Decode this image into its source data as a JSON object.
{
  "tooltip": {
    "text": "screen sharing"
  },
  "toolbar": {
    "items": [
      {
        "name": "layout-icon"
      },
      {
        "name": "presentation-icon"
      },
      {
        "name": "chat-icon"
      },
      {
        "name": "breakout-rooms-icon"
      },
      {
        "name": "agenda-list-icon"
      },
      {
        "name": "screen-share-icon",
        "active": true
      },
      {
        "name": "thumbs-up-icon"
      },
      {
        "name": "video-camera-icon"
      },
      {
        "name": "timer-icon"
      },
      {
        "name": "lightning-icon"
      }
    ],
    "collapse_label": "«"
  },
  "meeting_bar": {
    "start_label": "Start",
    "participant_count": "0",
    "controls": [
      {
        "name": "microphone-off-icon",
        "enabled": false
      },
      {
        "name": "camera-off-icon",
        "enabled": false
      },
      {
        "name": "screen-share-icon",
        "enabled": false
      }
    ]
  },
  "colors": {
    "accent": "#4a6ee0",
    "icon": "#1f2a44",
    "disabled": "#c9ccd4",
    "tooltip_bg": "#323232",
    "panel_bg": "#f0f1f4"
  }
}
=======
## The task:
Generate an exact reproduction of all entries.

## Worked solution:
Decode this image into its source data as a JSON object.
{
  "tooltip": {
    "text": "screen sharing"
  },
  "toolbar": {
    "items": [
      {
        "name": "layout-icon"
      },
      {
        "name": "presentation-icon"
      },
      {
        "name": "chat-icon"
      },
      {
        "name": "breakout-rooms-icon"
      },
      {
        "name": "agenda-list-icon"
      },
      {
        "name": "screen-share-icon",
        "active": true
      },
      {
        "name": "thumbs-up-icon"
      },
      {
        "name": "video-camera-icon"
      },
      {
        "name": "timer-icon"
      },
      {
        "name": "lightning-icon"
      }
    ],
    "collapse_label": "«"
  },
  "meeting_bar": {
    "start_label": "Start",
    "participant_count": "0",
    "controls": [
      {
        "name": "microphone-off-icon",
        "enabled": false
      },
      {
        "name": "camera-off-icon",
        "enabled": false
      },
      {
        "name": "screen-share-icon",
        "enabled": false
      }
    ]
  },
  "colors": {
    "accent": "#4a6ee0",
    "icon": "#1f2a44",
    "disabled": "#c9ccd4",
    "tooltip_bg": "#323232",
    "panel_bg": "#f0f1f4"
  }
}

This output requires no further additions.